AIM OF THE TASK: For every line in the records that has the word "name", make a copy.

═══ DATA SUPPLIED ═══

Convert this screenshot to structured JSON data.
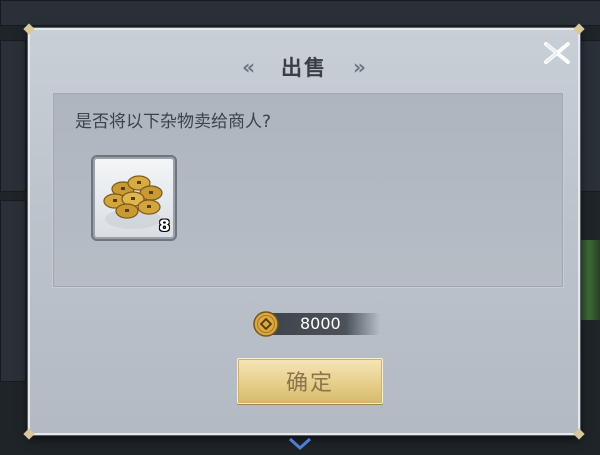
{
  "dialog": {
    "title": "出售",
    "prev_icon": "double-chevron-left-icon",
    "next_icon": "double-chevron-right-icon",
    "close_icon": "close-icon",
    "prompt": "是否将以下杂物卖给商人?",
    "item": {
      "icon": "copper-coins-icon",
      "count": "8"
    },
    "price": {
      "icon": "copper-coin-icon",
      "value": "8000"
    },
    "confirm_label": "确定"
  },
  "colors": {
    "panel": "#bcc3cb",
    "button_gold": "#e7cf8b",
    "button_text": "#8a7450"
  }
}
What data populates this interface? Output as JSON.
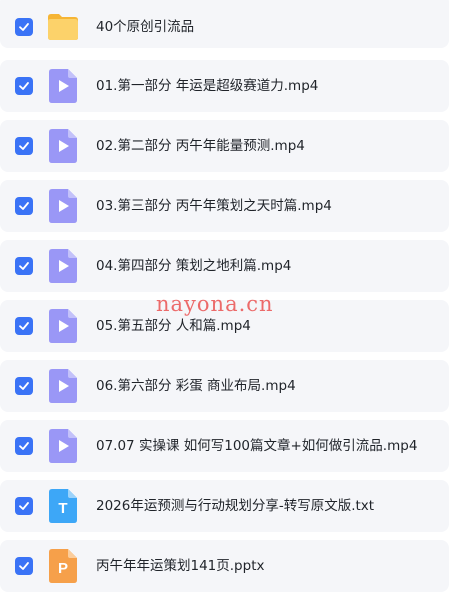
{
  "colors": {
    "checkbox": "#3a73f6",
    "video_icon": "#9a97f6",
    "text_icon": "#3da7f7",
    "ppt_icon": "#f6a04a",
    "folder_icon": "#fbc34a",
    "row_bg": "#f5f6f9",
    "watermark": "#ec6a6a"
  },
  "items": [
    {
      "icon": "folder-icon",
      "checked": true,
      "name": "40个原创引流品"
    },
    {
      "icon": "video-file-icon",
      "checked": true,
      "name": "01.第一部分 年运是超级赛道力.mp4"
    },
    {
      "icon": "video-file-icon",
      "checked": true,
      "name": "02.第二部分 丙午年能量预测.mp4"
    },
    {
      "icon": "video-file-icon",
      "checked": true,
      "name": "03.第三部分 丙午年策划之天时篇.mp4"
    },
    {
      "icon": "video-file-icon",
      "checked": true,
      "name": "04.第四部分 策划之地利篇.mp4"
    },
    {
      "icon": "video-file-icon",
      "checked": true,
      "name": "05.第五部分 人和篇.mp4"
    },
    {
      "icon": "video-file-icon",
      "checked": true,
      "name": "06.第六部分 彩蛋 商业布局.mp4"
    },
    {
      "icon": "video-file-icon",
      "checked": true,
      "name": "07.07 实操课 如何写100篇文章+如何做引流品.mp4"
    },
    {
      "icon": "text-file-icon",
      "checked": true,
      "name": "2026年运预测与行动规划分享-转写原文版.txt"
    },
    {
      "icon": "ppt-file-icon",
      "checked": true,
      "name": "丙午年年运策划141页.pptx"
    }
  ],
  "icon_glyphs": {
    "text": "T",
    "ppt": "P"
  },
  "watermark": "nayona.cn"
}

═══

WRITTEN RESPONSE:
      "name": "40个原创引流品"
      "name": "01.第一部分 年运是超级赛道力.mp4"
      "name": "02.第二部分 丙午年能量预测.mp4"
      "name": "03.第三部分 丙午年策划之天时篇.mp4"
      "name": "04.第四部分 策划之地利篇.mp4"
      "name": "05.第五部分 人和篇.mp4"
      "name": "06.第六部分 彩蛋 商业布局.mp4"
      "name": "07.07 实操课 如何写100篇文章+如何做引流品.mp4"
      "name": "2026年运预测与行动规划分享-转写原文版.txt"
      "name": "丙午年年运策划141页.pptx"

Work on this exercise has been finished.